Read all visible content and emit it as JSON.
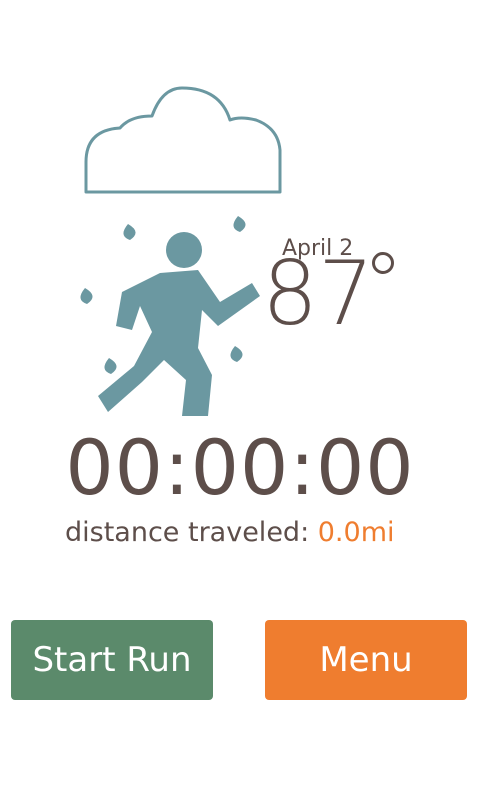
{
  "weather": {
    "date": "April 2",
    "temperature": "87",
    "icon": "rain-cloud-runner-icon"
  },
  "run": {
    "timer": "00:00:00",
    "distance_label": "distance traveled: ",
    "distance_value": "0.0mi"
  },
  "buttons": {
    "start_label": "Start Run",
    "menu_label": "Menu"
  },
  "colors": {
    "text": "#5d4e4a",
    "accent_orange": "#ef7d2f",
    "start_green": "#5b8a6b",
    "icon_teal": "#6b98a1"
  }
}
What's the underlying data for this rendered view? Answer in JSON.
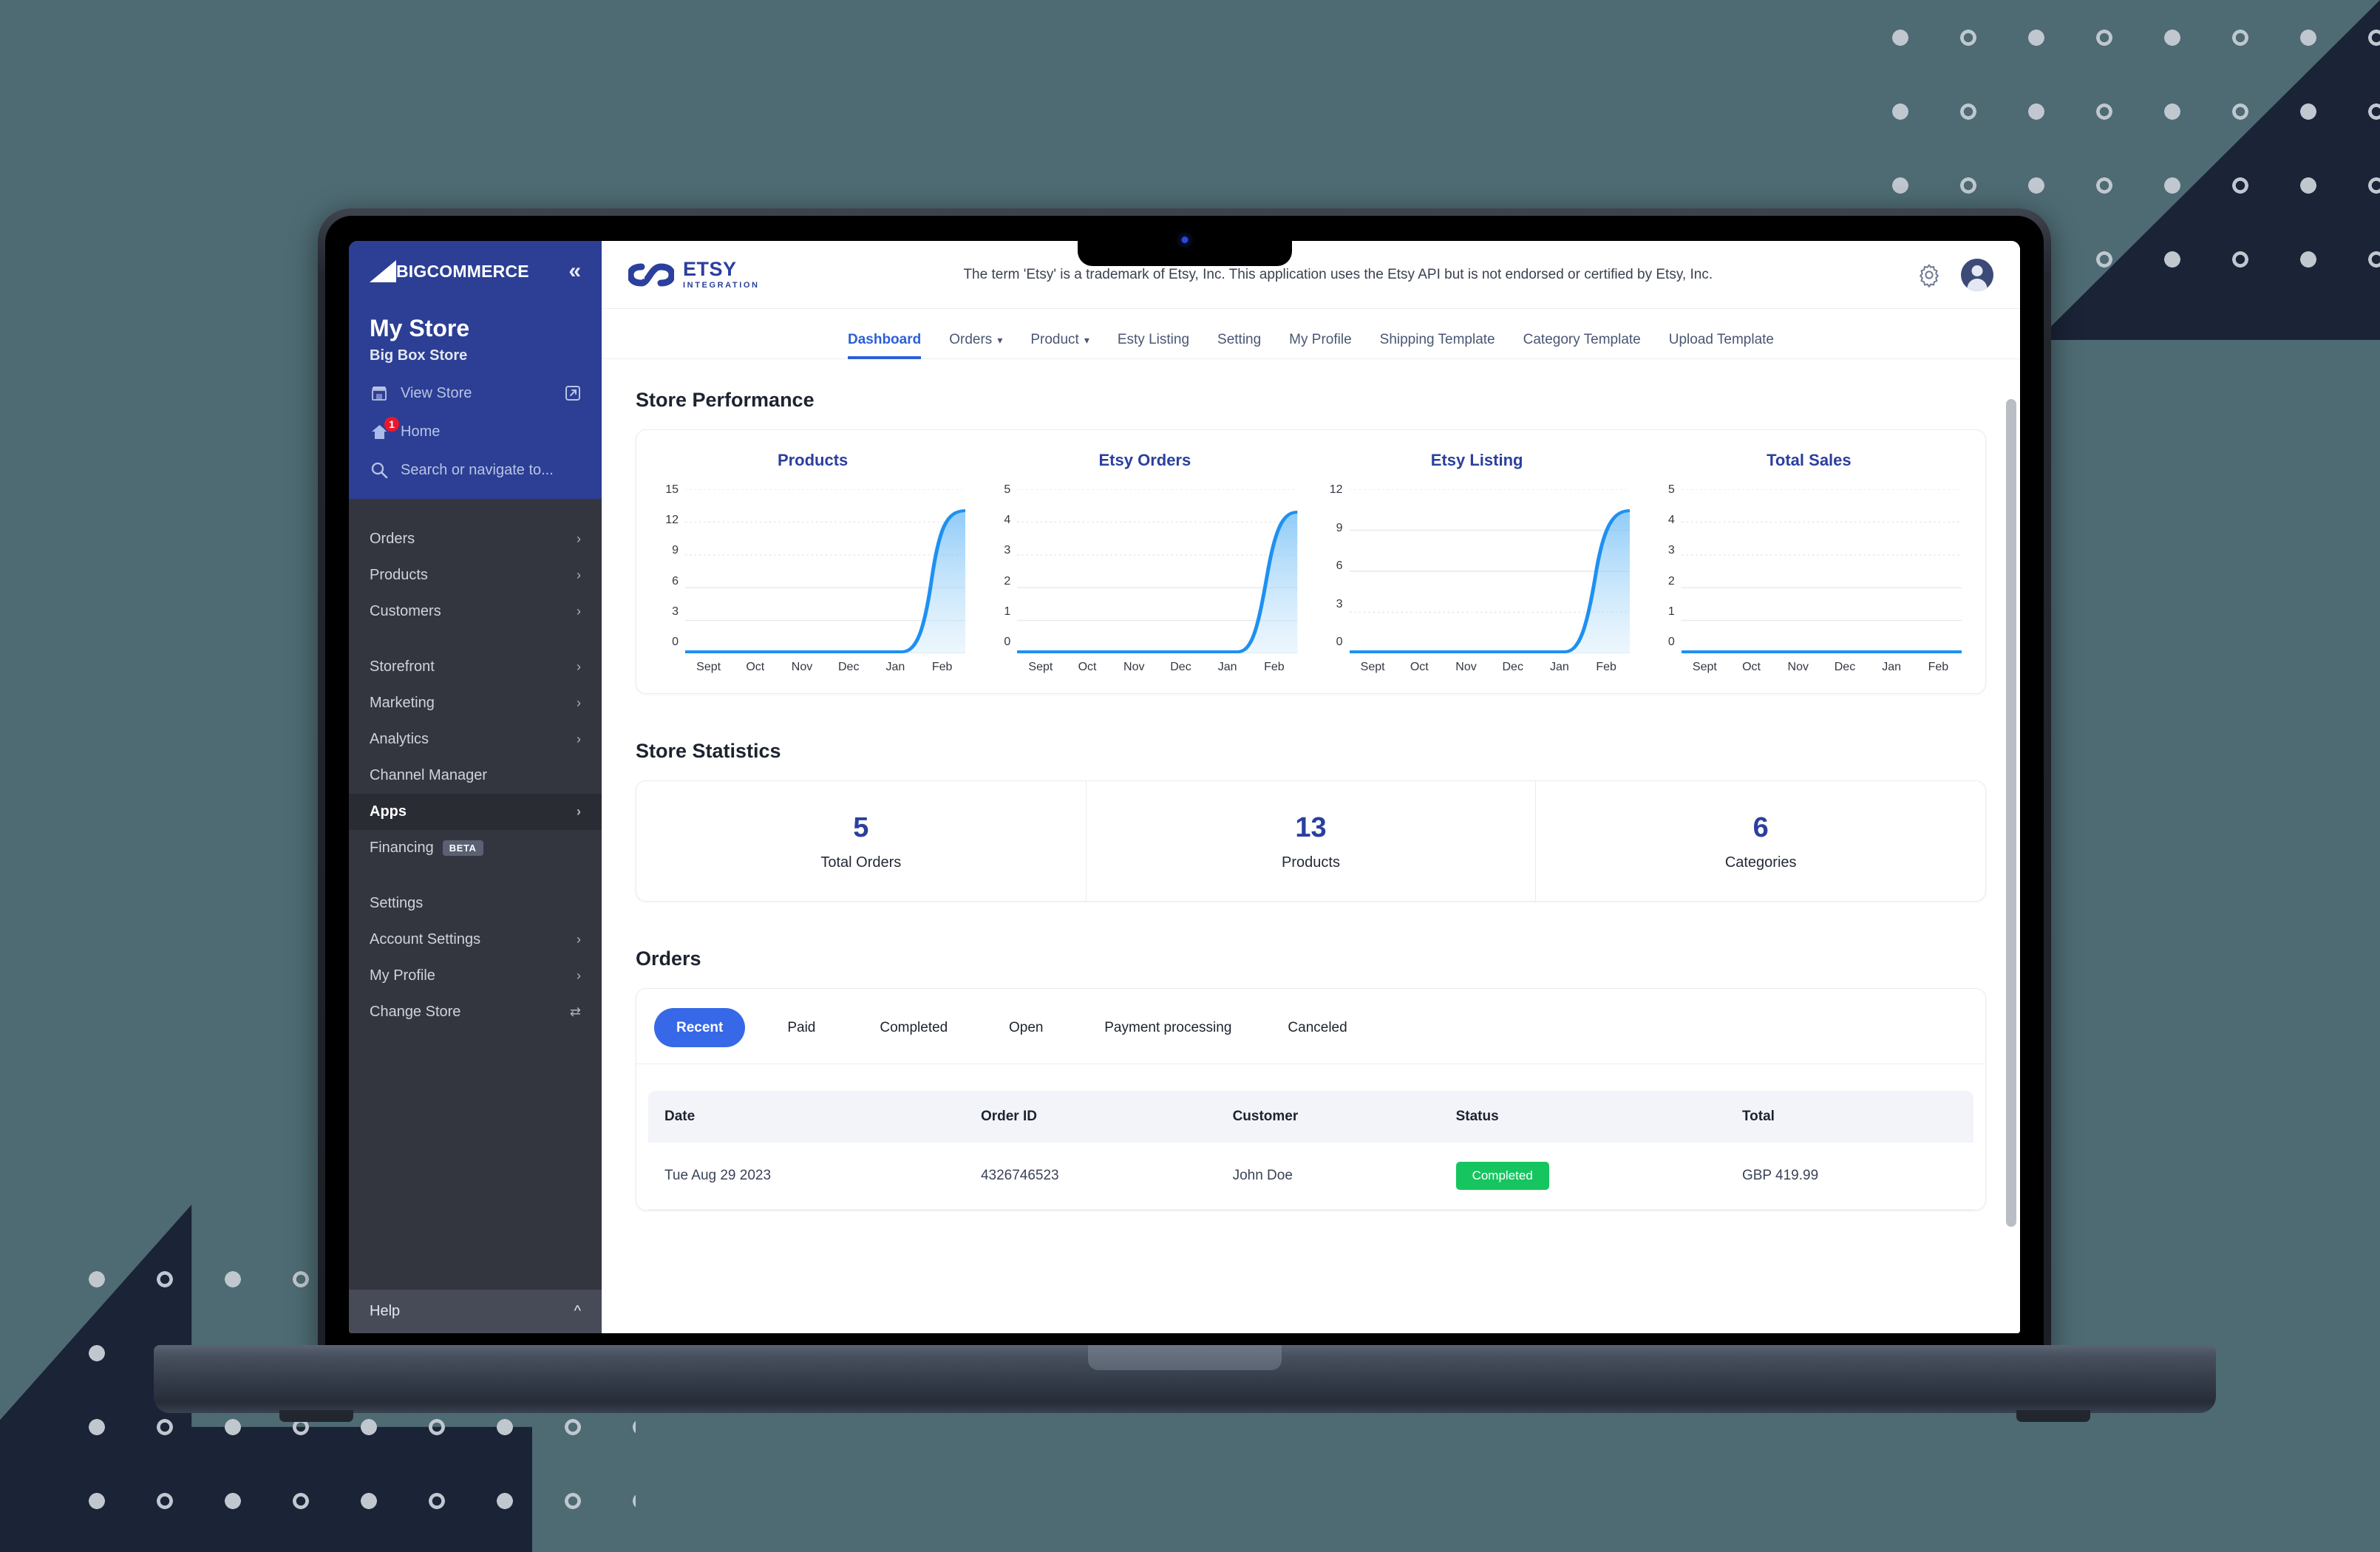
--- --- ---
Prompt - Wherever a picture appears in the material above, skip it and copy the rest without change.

Task result -
Read all visible content and emit it as JSON.
{
  "weather": {
    "date": "April 2",
    "temperature": "87",
    "icon": "rain-cloud-runner-icon"
  },
  "run": {
    "timer": "00:00:00",
    "distance_label": "distance traveled: ",
    "distance_value": "0.0mi"
  },
  "buttons": {
    "start_label": "Start Run",
    "menu_label": "Menu"
  },
  "colors": {
    "text": "#5d4e4a",
    "accent_orange": "#ef7d2f",
    "start_green": "#5b8a6b",
    "icon_teal": "#6b98a1"
  }
}
What's the underlying data for this rendered view? Answer in JSON.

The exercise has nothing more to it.